The public comment period begins on November 30 and will continue until Jan. 21, 2022. Virtual public meetings will take place on Jan. 11, 2022 at 6 p.m. and Jan. 12, 2022 at 3 p.m EST. Visit Stellwagen Bank National Marine Sanctuary’s website for more information about the meeting times and registration procedures, along with the various methods to submit comments.

“Creating a management plan is a community process, where stakeholders and the broader public hold important roles in helping the sanctuary fulfill its mission,” said DeCola. “Although the draft plan does not include any regulatory changes, it does offer 15 action plans that address both long-standing challenges in addition to more current issues.”

Great shearwater with satellite tag affixed to its back spreads its wings in preparation to take flight.
Researchers release a satellite-tagged great shearwater. Studies of seabirds may provide indications of ecosystem health. Photo: Steve De Neef.

A Wild Ocean Place Near an Urban World

Stellwagen Bank National Marine Sanctuary encompasses 842-square-miles of open water, east of Boston between Cape Ann and Cape Cod. Stellwagen Bank, the geographic feature at the center of the sanctuary, is a critical factor in forcing upwelling currents that bring nutrients to the surface, creating a productive ecosystem in the region.

Sanctuary waters attract a myriad of species, including the critically endangered North Atlantic right whale, economically important groundfish and lobsters, and a wide variety of seabirds. The annual return of humpback whales makes Stellwagen Bank one of the world’s premier whale watching destinations. “The health of this ocean ecosystem is a driver for the local economy,” said DeCola. “But, the sanctuary and the wider ocean are undergoing significant changes,” he notes, pointing out that Gulf of Maine waters are warming faster than most of the world’s ocean, that right whale numbers continue to decline, and that other threats, like emerging contaminants are impacting water quality, and rising sound levels are threatening marine life.

Two scuba divers swim along the sides of a sanctuary shipwreck.
Sanctuary divers document a shipwreck that serves as a window into our maritime history. Photo: Matthew Lawrence/NOAA

Fifteen Action Plans to Meet Management Goals
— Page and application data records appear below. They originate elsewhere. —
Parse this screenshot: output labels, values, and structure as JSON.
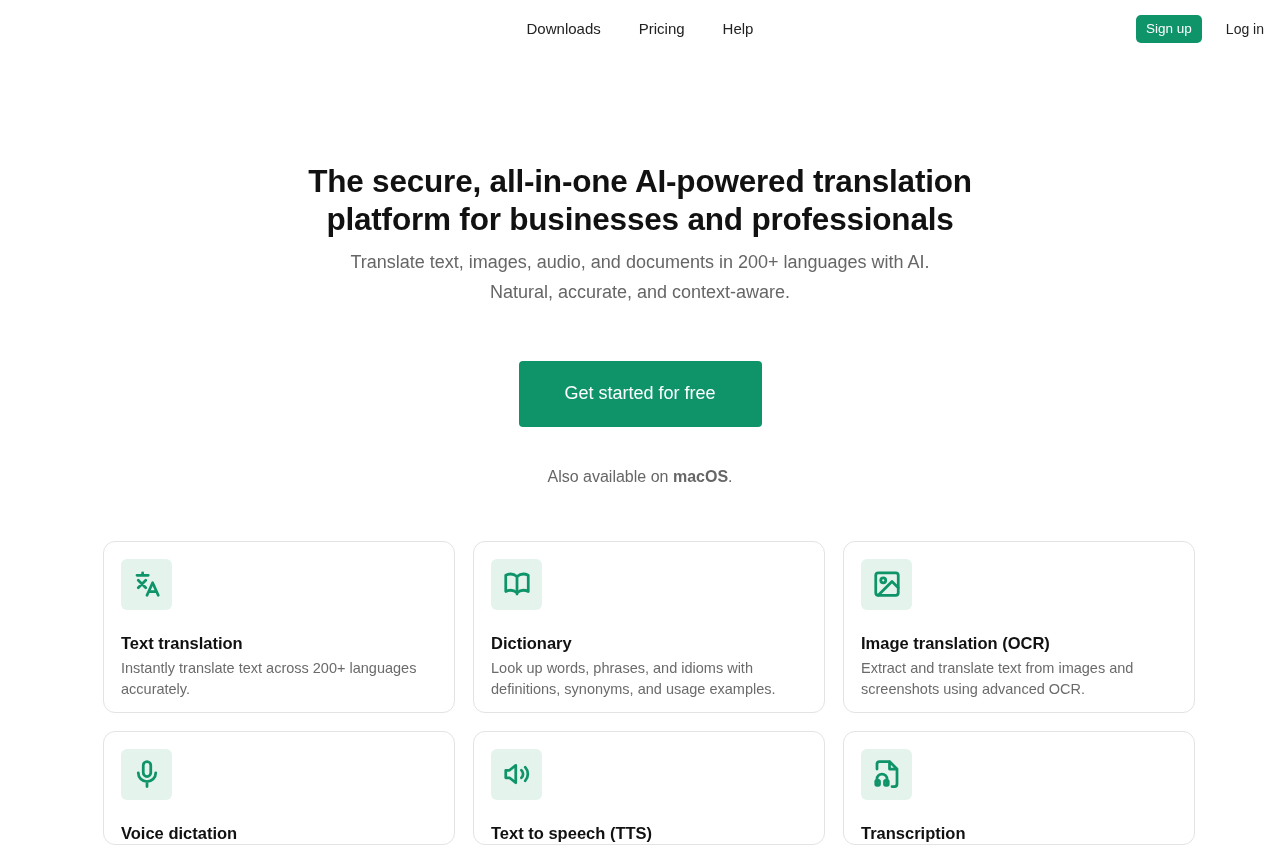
{
  "nav": {
    "links": [
      "Downloads",
      "Pricing",
      "Help"
    ],
    "signup": "Sign up",
    "login": "Log in"
  },
  "hero": {
    "title": "The secure, all-in-one AI-powered translation platform for businesses and professionals",
    "subtitle": [
      "Translate text, images, audio, and documents in 200+ languages with AI.",
      "Natural, accurate, and context-aware."
    ],
    "cta": "Get started for free",
    "also": "Also available on **macOS**."
  },
  "features": [
    {
      "title": "Text translation",
      "description": "Instantly translate text across 200+ languages accurately."
    },
    {
      "title": "Dictionary",
      "description": "Look up words, phrases, and idioms with definitions, synonyms, and usage examples."
    },
    {
      "title": "Image translation (OCR)",
      "description": "Extract and translate text from images and screenshots using advanced OCR."
    },
    {
      "title": "Voice dictation"
    },
    {
      "title": "Text to speech (TTS)"
    },
    {
      "title": "Transcription"
    }
  ]
}
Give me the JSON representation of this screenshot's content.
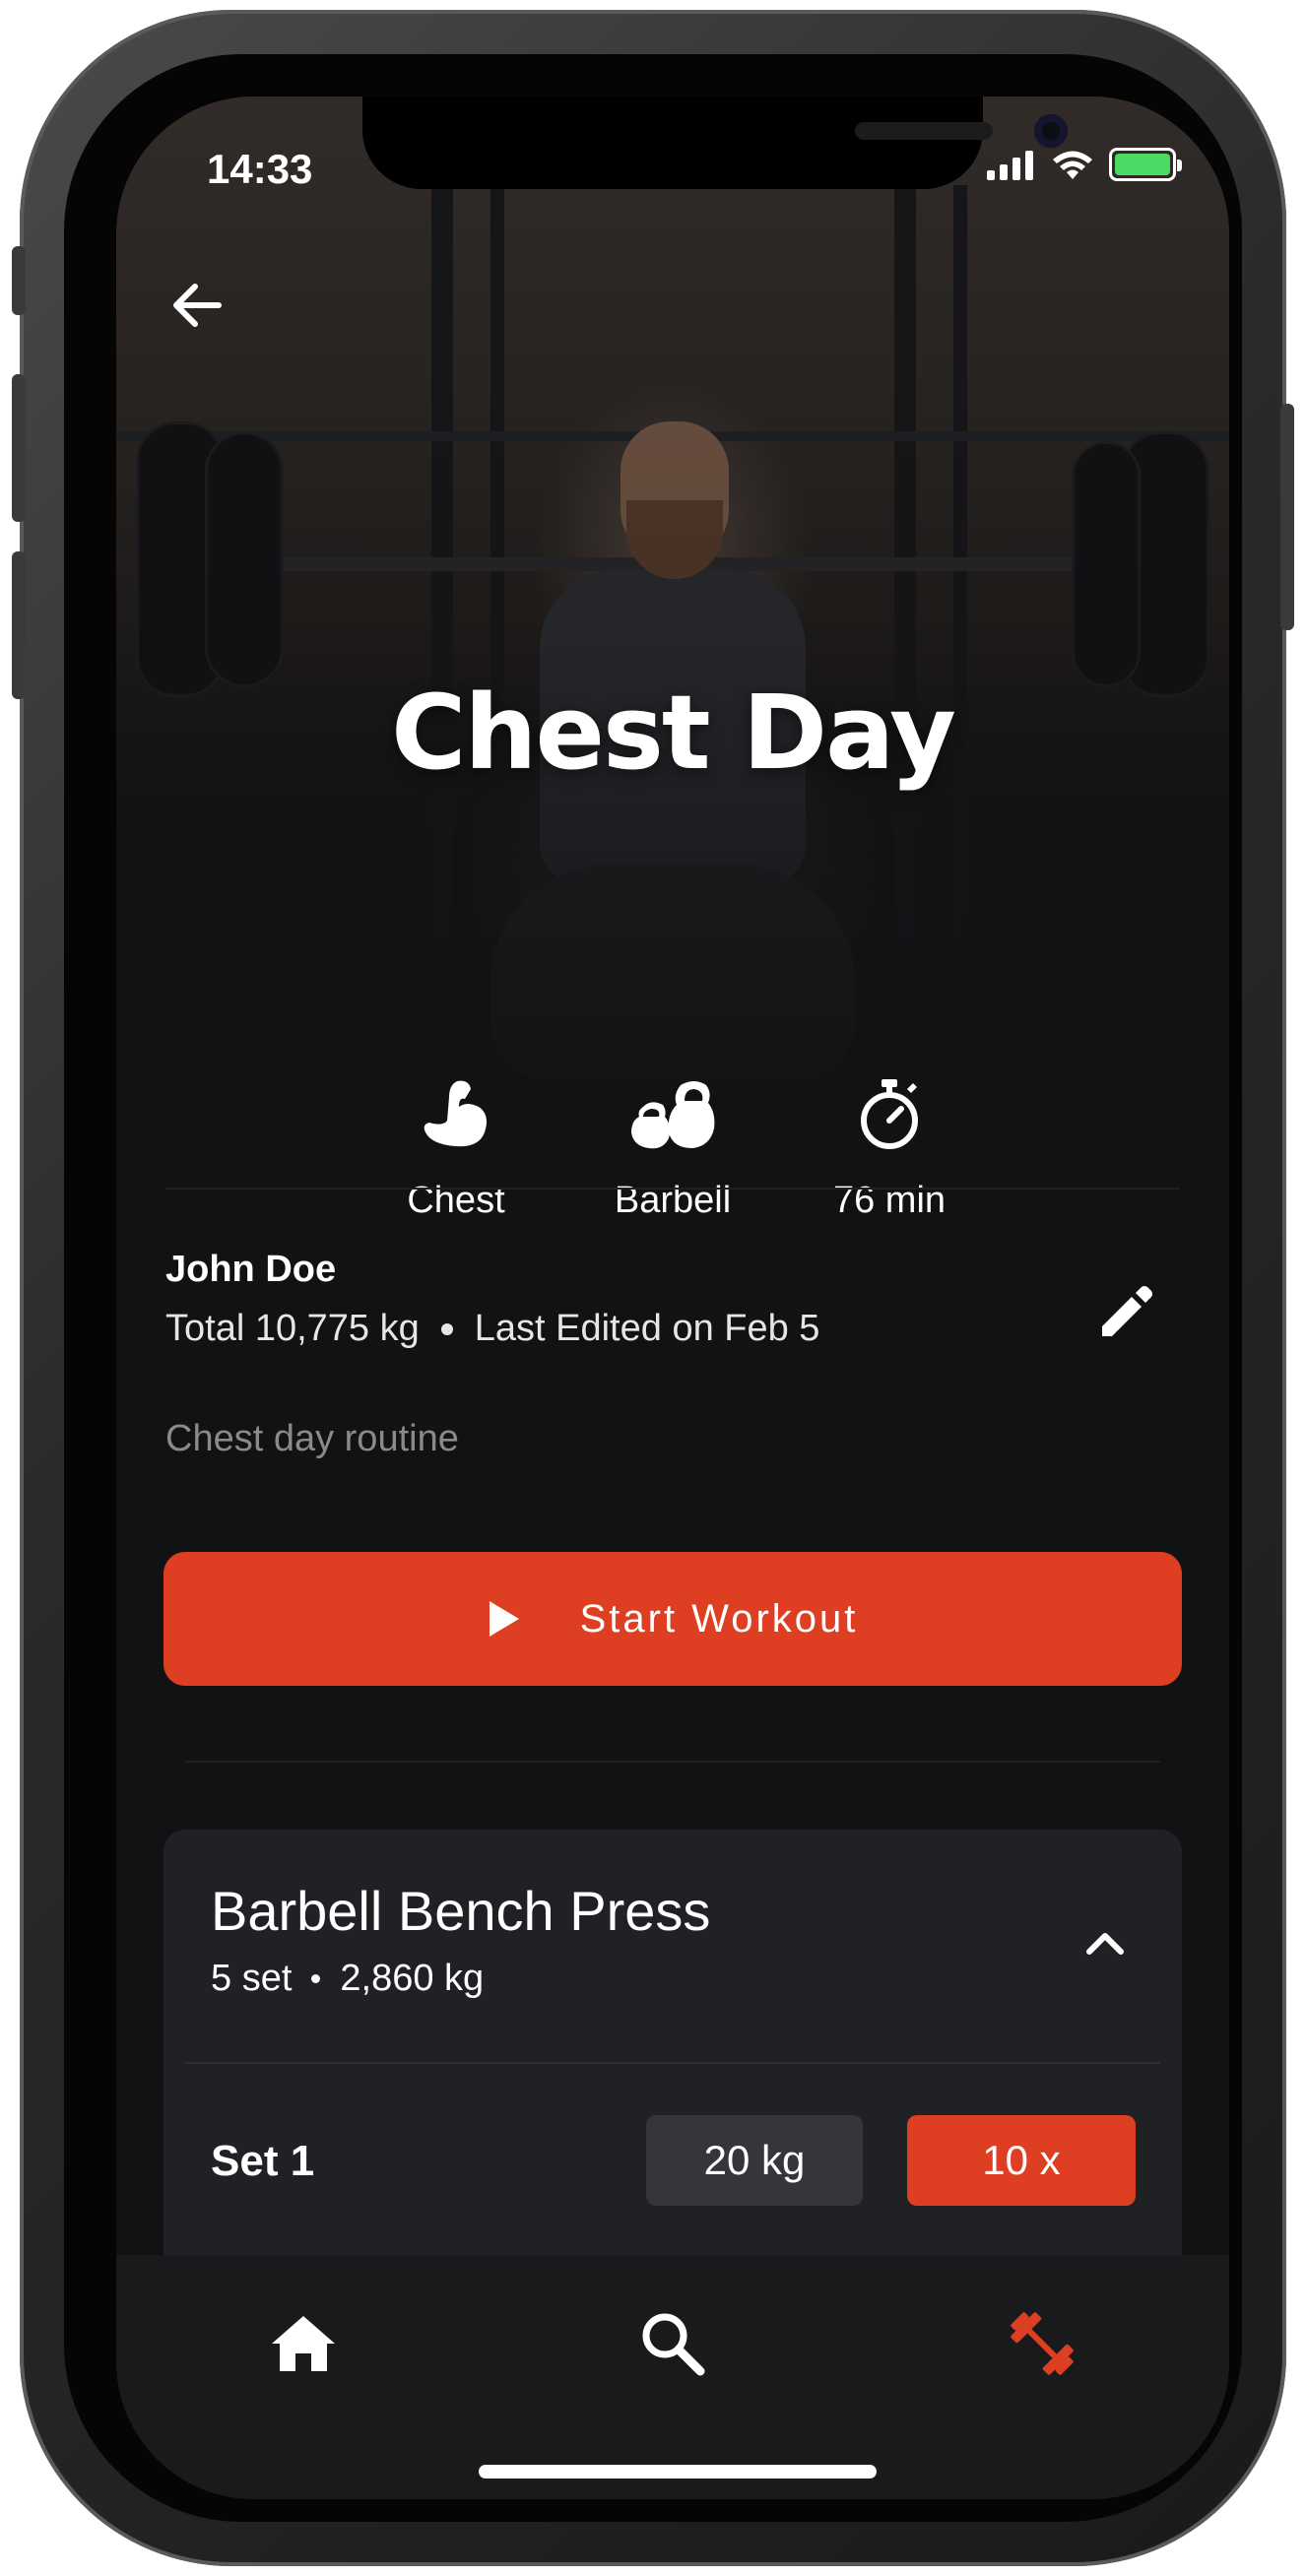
{
  "status_bar": {
    "time": "14:33"
  },
  "workout": {
    "title": "Chest Day",
    "stats": [
      {
        "icon": "flexed-bicep-icon",
        "label": "Chest"
      },
      {
        "icon": "kettlebells-icon",
        "label": "Barbell"
      },
      {
        "icon": "stopwatch-icon",
        "label": "76 min"
      }
    ],
    "author": "John Doe",
    "total": "Total 10,775 kg",
    "last_edited": "Last Edited on Feb 5",
    "description": "Chest day routine",
    "start_label": "Start Workout"
  },
  "exercise": {
    "name": "Barbell Bench Press",
    "sets": "5 set",
    "volume": "2,860 kg",
    "set_rows": [
      {
        "label": "Set 1",
        "weight": "20 kg",
        "reps": "10 x"
      }
    ]
  },
  "tabbar": {
    "items": [
      {
        "icon": "home-icon",
        "active": false
      },
      {
        "icon": "search-icon",
        "active": false
      },
      {
        "icon": "dumbbell-icon",
        "active": true
      }
    ]
  },
  "colors": {
    "accent": "#de3f22",
    "background": "#111214",
    "card": "#202124",
    "muted_text": "#8a8a8d"
  }
}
The management plan review process started with an examination of the current issues and threats to sanctuary resources and evaluated the extent to which the 2010 management plan met the sanctuary’s goals and objectives in the 2020 Stellwagen Bank National Marine Sanctuary Condition Report. With that baseline, sanctuary staff along with members of the Sanctuary Advisory Council developed a set of 15 draft action plans that outline how the sanctuary can best meet outstanding needs by continuing successful programs or developing new initiatives. For example, draft action plans focus on climate change, sound and its effects on marine life, water quality and contaminants that may threaten ecosystem health, marine mammal protection, and vessel traffic. The document also provides guidance for education and outreach activities, maritime heritage, infrastructure, research, and intergovernmental coordination.

“The management plan review process is a way for us to examine where we have been and where we are going,” says DeCola. “But this is not an insular process. Public petitions helped create the sanctuary in 1992, public scoping helped guide the beginning of the management plan review process two years ago, and public comments will assist us in finalizing a plan that will guide sanctuary management for the next 10 years.”

Recreational fisher reels in a catch from the deck of a charter fishing boat.
Fishing, both recreational and commercial, has been an important economic contributor to the sanctuary’s coastal communities. Photo: Anne-Marie Runfola/NOAA

The 15 Draft Action Plans

  • Marine Mammal Protection
  • Seabird Research
  • Vessel Traffic
  • Maritime Heritage and Cultural Landscapes
  • Compatible Uses
  • Climate Change
  • Education and Outreach
  • Interagency/Intergovernmental Coordination
  • Sanctuary Advisory Council
  • Research and Monitoring
  • Soundscape
  • Water Quality Monitoring
  • Habitat
  • Ecosystem Services
  • Administration and Infrastructure Capacity

Anne Smrcina is the education coordinator for Stellwagen Bank National Marine Sanctuary.